Don’t Be Bored
An idle mind is the devil’s plaything.
There is absolutely nothing wrong with a little downtime and having nothing on your plate, but having extended time just sitting on your hands can be a recipe for disaster. If I have too much time on my hands, some really interesting things can enter my mind and yes, sometimes those thoughts can revolve around drinking and using drugs.
I don’t know about you, but my thoughts can get very vivid–especially when it comes to rehashing those high times of drinking and drug taking. There have been those times where the scenes that played out in my mind where so glorious and epic and man, what I would do right now for an ice cold…
Your shadow self loves to play the Jedi mind trick when it comes to thoughts of using, and the best defense is to keep you mind occupied. Journal, doodle in a sketchpad, go for a walk, jam out to some tunes, go to the gym, call your sponsor. Anything you can do to keep the brainwaves creating friction is all good.
Understand That The Biggest Enemy in Your Life is You
Maybe this should have been up higher on the list, but another one of the most important ways to stay in recovery is to fully understand that you are your biggest obstacle to reaching your goals and dreams. We as humans have a gift of getting in our own way, and we engage in some form of self-sabotage.
If you think about it, addiction is form of self-sabotage because drugs and alcohol provide this big delusional blanket that we can crawl into instead of facing those things that pain us and prevent us from healing ourselves. Once I overcome my addiction, I found there were a slew of other things that wanted to rush in to take its’ place such as procrastination, overeating and dodging my emotions. Self-sabotage is like hitting yourself square in the face with a brick.Don’t do it.
For you to sustain your recovery, you must recognize those feelings that are tripping you up, and you need to take whatever measures necessary to address those issues head-on and with no filters.
To fully be in recovery, you must be honest with yourself and others. There is no way around it and it isn’t up for debate.
Honesty is the first step in sobriety and it is truly the foundation on what recovery is built upon. What is honesty? For me, it is about being upfront, candid and transparent about the things that I have said and done right or wrong. Honesty is being accountable for my actions and making the effort to fix what I have broken.
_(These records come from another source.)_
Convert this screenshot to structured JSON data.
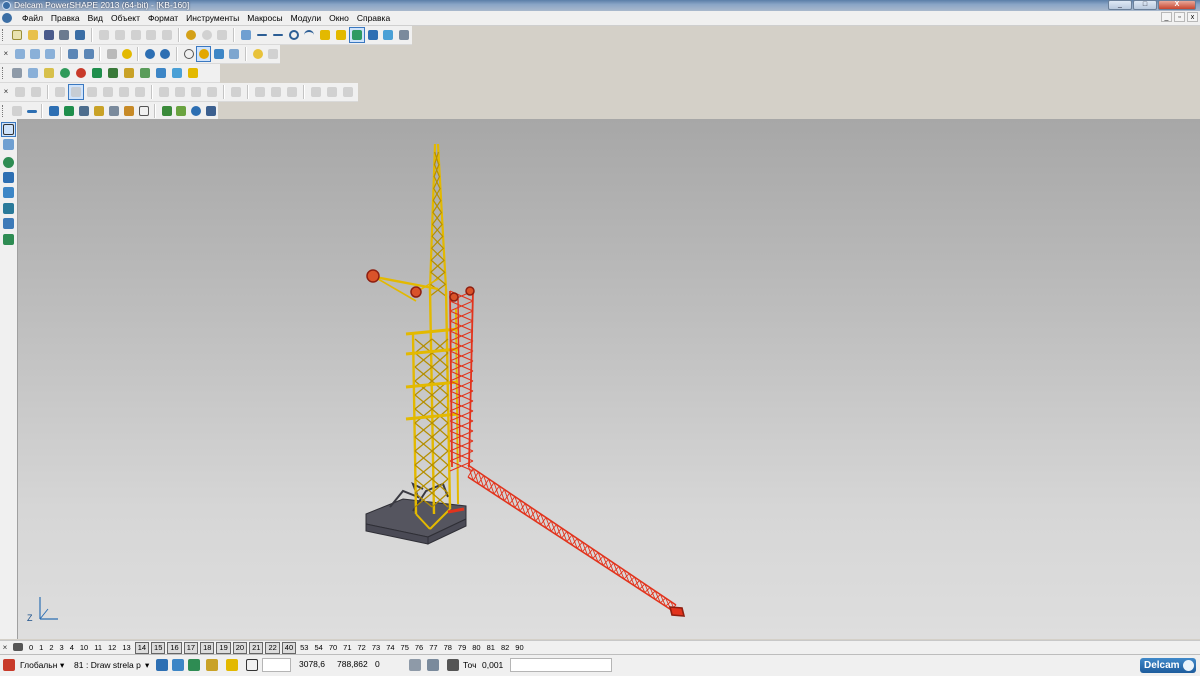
{
  "window": {
    "title": "Delcam PowerSHAPE 2013 (64-bit) - [KB-160]",
    "buttons": [
      "_",
      "□",
      "X"
    ]
  },
  "menu": {
    "items": [
      "Файл",
      "Правка",
      "Вид",
      "Объект",
      "Формат",
      "Инструменты",
      "Макросы",
      "Модули",
      "Окно",
      "Справка"
    ],
    "mdi_buttons": [
      "_",
      "▫",
      "x"
    ]
  },
  "colors": {
    "tower": "#e3b900",
    "tower_dark": "#b58f00",
    "boom": "#e2331c",
    "base": "#4a4a55",
    "accent": "#3a78c0"
  },
  "toolbars": {
    "row1_icons": [
      "new-icon",
      "open-icon",
      "save-icon",
      "print-icon",
      "cut-icon",
      "copy-icon",
      "paste-icon",
      "delete-icon",
      "undo-icon",
      "redo-icon",
      "line-icon",
      "arc-icon",
      "circle-icon",
      "curve-icon",
      "text-icon",
      "shading-icon"
    ],
    "row2_icons": [
      "select-icon",
      "sheet-icon",
      "cube-icon",
      "sphere-icon",
      "cone-icon",
      "cylinder-icon",
      "torus-icon",
      "extrude-icon"
    ],
    "row3_icons": [
      "solid-icon",
      "solid-box-icon",
      "solid-sphere-icon",
      "solid-feature-icon",
      "blend-icon"
    ],
    "row4_icons": [
      "surface-icon",
      "wireframe-icon",
      "mesh-icon",
      "assembly-icon",
      "component-icon"
    ]
  },
  "levels": {
    "items": [
      "0",
      "1",
      "2",
      "3",
      "4",
      "10",
      "11",
      "12",
      "13",
      "14",
      "15",
      "16",
      "17",
      "18",
      "19",
      "20",
      "21",
      "22",
      "40",
      "53",
      "54",
      "70",
      "71",
      "72",
      "73",
      "74",
      "75",
      "76",
      "77",
      "78",
      "79",
      "80",
      "81",
      "82",
      "90"
    ],
    "boxed": [
      "14",
      "15",
      "16",
      "17",
      "18",
      "19",
      "20",
      "21",
      "22",
      "40"
    ]
  },
  "status": {
    "workplane": "Глобальн",
    "level": "81",
    "level_name": ": Draw strela p",
    "x": "3078,6",
    "y": "788,862",
    "z": "0",
    "tolerance_label": "Точ",
    "tolerance": "0,001",
    "brand": "Delcam"
  },
  "axes": {
    "z_label": "Z"
  }
}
Being honest is difficult and it can suck; believe me I know. The way I think about honesty is this… I would rather be upfront and open and deal with potential disappointment and anger and have the chance to work through it and have people respect me than to hold shit inside and live one big charade and have it blow up in my face and have people REALLY hate me.
Honesty can be bitter medicine to take and to administer, but in the long run it will be for the best.
Protect Your Sobriety With Everything You Have
The biggest piece of advice that I can give to anyone who is in recovery is to protect your sobriety with every fiber of your being. You have worked your ass off to face your demons and embrace a life of recovery. Do what you need to in order to keep on the path–and create your own path. For me, I know I will face my share of peaks and valleys in my recovery and danger is always lurking around the corner. Instead of being fearful, I am confident in the tools and resources I have amassed in my journey and I will use those tools.
The bottom line is that I love my life right now with its warts and all. I want to have the ability of facing the molehills and mountains that recovery can bring, and I want to be able to savor the little things that go right. Everyday, I make a promise to myself that I will do everything I need to do to stay sober from the time I rise in the morning to the time I lay my head down at night. It’s simple but effective.